Before leaving the house, do one final check and headcount.
Nothing’s worse then hearing your final boarding call and your spouse asks, “Did you see [insert cat’s name] before we left the house?” Or wondering if you remembered to fill the feeder as your grandmother is saying grace.
Tools and Tips for Travelers
Tools for Regulating Food
I currently have a glutton and wolfer who bolts down as much as she can — and then throws it up everywhere! Another rescue kitty glutton would eat and eat and eat until she became seriously obese. I found two very useful devices for slowing things down and regulating the amounts consumed.
The Catit Senses 2.0 Food Tree (affiliate link) limits the amount of available food at any one moment and provides “interactive environment enrichment” (in other words, the cat has to work for the food). This was very successful in retraining my current rescues to realize that food would always be available and they didn’t have to eat it all now.
I used a programmable feeder (affiliate link) to reduce the weight of my obese cat and to dole out the food when I traveled. The worst mistake I ever made was donating the programmable feeder when I moved and didn’t have room for it in the car. I should have dumped the iron and kept the feeder! On the plus side, the new programmable feeders are better and offer new features, including phone app control and monitoring. (The uses of “nannycams” and baby monitors will be covered in another post.)
Be sure to check the programmable feeder features and fine print. I like the ones that have back-up batteries as well as USB or electric outlet power so you don’t have to worry about a power outage while you are away. And read the reviews about the stability and washability of the feeder. Also, check that you are getting one that can handle the kibble size you use.
Tools to Reduce Odors (and Dander)
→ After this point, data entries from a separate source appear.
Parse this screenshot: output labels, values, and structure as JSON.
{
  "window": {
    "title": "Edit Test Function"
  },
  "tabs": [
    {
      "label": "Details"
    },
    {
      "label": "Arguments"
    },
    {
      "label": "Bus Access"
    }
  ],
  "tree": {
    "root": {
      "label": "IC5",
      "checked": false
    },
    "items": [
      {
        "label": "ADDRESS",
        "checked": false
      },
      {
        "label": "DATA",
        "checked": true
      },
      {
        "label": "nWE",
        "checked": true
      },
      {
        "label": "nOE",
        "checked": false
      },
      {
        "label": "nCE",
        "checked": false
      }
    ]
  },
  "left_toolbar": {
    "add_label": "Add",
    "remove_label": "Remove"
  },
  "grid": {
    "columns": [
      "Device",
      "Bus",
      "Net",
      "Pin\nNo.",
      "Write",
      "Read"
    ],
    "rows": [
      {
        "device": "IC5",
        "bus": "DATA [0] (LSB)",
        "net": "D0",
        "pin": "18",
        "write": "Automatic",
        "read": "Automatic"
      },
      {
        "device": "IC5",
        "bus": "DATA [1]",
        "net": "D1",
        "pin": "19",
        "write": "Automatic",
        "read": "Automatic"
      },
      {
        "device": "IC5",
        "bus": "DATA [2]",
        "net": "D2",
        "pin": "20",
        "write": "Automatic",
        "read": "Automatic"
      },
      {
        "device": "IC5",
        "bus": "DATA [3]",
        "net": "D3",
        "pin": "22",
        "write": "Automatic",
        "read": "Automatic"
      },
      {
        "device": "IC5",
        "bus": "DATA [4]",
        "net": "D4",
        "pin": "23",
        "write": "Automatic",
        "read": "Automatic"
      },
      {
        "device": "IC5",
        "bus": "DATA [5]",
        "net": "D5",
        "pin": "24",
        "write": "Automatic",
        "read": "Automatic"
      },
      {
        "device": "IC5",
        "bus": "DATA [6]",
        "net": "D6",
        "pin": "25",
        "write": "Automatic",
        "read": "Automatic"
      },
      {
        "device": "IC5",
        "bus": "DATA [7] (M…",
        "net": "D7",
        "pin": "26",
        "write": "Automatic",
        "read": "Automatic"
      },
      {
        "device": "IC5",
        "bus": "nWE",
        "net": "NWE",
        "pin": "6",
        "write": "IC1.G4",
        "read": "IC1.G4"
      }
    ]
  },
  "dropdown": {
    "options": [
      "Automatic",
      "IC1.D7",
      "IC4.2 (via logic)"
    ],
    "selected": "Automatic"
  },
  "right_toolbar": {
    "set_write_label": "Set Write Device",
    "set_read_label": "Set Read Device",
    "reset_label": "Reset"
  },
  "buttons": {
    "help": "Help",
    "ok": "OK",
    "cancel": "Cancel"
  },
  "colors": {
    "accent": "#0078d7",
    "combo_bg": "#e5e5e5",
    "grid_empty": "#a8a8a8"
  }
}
An air purifier and ionizer (also called ionic air purifiers) may be a good investment. Frankly, I was skeptical when I first heard about these because the friend who recommended one is a little flaky. But when I helped another friend scoop the 4 massive litter boxes kept in a single, small closet for her 7 (!) rescue cats (long story), I became a convert! I expected to need a gas mask since she’d been on her back for several days but instead the closet was nearly odor-free. When asked, she told me about her tiny ionizer, purchased on the recommendation of her Cal Tech graduate and physicist son. Whenever I have to shut up the house because of cold temperatures, I plug mine in and it does make a big difference.
Word of warning, though. Check if your ionizer includes an ozone generator. While negative ions are natural and safe (and some studies indicate they can elevate mood), ozone generators can damage lungs, especially if used in a small, confined space like an RV or closed room. So ionic air purifiers, yes. Ozone generators, no.
Cat Toys and Ideas to Keep Your Cat Entertained
And finally, the holidays may be a good time to buy some interactive cat toys and furniture. (I’ll be doing a post elsewhere on things to look for during your Black Friday shopping.) Here are a few of my cats’ recommendations:
Whew! That was longer than intended. Maybe staying home alone with your cat, Lord Darcy, and that glass of wine is starting to sound pretty good.
Have a happy holiday season and travel safely.